Gather, from the listing beneath this task, every line holding the string "Номер".

▸ Supplied material:
--- START ---

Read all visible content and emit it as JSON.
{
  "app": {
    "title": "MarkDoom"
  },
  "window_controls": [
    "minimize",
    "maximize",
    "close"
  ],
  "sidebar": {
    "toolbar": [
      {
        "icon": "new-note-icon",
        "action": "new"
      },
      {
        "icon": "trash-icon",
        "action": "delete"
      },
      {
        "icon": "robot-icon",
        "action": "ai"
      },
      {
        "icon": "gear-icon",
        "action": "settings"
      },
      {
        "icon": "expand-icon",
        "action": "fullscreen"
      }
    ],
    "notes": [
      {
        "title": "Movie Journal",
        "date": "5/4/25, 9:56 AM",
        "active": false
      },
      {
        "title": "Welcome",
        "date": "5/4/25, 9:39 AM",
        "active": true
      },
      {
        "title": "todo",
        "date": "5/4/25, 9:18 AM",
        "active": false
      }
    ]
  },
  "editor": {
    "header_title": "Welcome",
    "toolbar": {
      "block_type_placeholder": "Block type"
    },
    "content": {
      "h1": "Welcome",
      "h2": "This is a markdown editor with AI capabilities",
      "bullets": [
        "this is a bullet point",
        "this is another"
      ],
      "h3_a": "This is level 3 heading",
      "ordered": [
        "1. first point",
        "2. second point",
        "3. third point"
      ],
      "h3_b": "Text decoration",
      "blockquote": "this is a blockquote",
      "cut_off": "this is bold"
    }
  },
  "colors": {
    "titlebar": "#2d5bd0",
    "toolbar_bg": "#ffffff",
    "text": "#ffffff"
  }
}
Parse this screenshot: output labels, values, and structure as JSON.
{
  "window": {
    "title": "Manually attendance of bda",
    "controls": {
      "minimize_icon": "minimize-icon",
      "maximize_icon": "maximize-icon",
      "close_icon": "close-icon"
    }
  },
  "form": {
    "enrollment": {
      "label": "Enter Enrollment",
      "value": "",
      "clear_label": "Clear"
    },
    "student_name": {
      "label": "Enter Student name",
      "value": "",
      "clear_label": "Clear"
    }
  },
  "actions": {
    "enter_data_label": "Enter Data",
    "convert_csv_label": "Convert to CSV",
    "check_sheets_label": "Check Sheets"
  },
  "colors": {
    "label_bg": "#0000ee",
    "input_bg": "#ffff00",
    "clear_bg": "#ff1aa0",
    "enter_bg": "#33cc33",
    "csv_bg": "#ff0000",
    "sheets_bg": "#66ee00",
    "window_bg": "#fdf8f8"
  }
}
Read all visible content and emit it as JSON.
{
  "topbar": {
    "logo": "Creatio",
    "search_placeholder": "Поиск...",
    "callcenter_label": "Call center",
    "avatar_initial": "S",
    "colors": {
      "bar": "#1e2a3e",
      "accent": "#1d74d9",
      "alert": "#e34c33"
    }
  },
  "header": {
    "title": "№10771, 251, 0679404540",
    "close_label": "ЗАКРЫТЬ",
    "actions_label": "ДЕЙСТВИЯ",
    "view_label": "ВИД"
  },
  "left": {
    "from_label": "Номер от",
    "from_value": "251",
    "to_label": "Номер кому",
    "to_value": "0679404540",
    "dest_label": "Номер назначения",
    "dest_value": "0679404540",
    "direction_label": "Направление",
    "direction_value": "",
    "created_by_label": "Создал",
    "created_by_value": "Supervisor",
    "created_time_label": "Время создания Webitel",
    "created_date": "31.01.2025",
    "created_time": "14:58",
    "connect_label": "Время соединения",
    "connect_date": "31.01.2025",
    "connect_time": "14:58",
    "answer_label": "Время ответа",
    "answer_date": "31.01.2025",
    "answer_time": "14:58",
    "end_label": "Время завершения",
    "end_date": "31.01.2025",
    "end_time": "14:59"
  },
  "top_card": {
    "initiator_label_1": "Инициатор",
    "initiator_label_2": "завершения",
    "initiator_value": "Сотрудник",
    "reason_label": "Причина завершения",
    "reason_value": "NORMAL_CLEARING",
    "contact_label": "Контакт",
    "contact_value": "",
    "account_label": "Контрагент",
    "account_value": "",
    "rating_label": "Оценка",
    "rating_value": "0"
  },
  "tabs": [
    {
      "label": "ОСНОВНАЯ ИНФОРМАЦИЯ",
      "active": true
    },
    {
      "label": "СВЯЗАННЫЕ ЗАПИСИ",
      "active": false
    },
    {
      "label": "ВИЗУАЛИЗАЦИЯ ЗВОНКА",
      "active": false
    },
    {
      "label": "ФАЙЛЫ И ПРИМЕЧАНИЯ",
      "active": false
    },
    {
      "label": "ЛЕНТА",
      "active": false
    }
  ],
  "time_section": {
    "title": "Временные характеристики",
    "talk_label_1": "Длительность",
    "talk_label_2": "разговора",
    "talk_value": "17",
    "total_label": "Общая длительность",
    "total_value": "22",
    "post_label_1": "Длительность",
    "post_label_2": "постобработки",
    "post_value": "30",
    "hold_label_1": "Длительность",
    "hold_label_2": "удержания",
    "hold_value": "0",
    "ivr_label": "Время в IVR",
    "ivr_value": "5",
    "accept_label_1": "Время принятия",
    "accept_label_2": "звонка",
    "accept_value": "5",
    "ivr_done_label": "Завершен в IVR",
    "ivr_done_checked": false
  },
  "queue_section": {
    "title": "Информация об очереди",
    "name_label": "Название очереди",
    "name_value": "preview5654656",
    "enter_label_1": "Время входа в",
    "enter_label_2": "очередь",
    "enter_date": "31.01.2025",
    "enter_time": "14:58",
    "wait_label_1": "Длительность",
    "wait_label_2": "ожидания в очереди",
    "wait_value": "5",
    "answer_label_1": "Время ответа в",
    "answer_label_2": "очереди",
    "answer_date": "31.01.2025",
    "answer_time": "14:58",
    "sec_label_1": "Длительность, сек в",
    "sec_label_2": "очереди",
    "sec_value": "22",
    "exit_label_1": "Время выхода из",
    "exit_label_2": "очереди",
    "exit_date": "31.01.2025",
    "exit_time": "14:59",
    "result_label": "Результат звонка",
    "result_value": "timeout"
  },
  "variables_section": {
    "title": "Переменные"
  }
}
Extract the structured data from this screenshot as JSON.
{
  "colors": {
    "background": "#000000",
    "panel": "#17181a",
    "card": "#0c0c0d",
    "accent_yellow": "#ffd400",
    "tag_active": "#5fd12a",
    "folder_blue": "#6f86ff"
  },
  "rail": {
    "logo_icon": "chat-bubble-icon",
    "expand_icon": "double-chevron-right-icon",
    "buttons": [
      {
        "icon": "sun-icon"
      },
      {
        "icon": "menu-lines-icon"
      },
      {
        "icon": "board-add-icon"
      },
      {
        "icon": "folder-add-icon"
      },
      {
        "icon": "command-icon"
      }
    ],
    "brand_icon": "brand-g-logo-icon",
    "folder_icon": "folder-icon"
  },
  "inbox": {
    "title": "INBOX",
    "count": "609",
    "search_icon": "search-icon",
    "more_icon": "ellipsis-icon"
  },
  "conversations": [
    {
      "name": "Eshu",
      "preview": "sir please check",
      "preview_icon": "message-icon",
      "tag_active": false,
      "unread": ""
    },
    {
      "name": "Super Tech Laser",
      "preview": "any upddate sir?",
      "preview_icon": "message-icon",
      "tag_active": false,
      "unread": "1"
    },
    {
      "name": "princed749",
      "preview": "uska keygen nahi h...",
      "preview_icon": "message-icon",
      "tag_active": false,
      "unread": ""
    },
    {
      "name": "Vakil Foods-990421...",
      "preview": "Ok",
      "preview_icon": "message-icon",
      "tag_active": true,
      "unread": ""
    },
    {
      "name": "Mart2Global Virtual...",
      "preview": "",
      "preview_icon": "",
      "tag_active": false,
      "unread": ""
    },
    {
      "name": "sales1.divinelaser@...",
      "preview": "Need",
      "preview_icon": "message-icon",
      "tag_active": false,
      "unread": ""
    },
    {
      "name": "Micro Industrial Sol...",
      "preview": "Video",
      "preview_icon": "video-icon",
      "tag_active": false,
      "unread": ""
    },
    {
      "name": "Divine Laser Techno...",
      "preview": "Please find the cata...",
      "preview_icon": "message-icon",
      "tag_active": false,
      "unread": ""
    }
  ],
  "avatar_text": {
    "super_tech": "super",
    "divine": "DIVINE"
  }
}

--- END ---

▸ Response below:
    "from_label": "Номер от",
    "to_label": "Номер кому",
    "dest_label": "Номер назначения",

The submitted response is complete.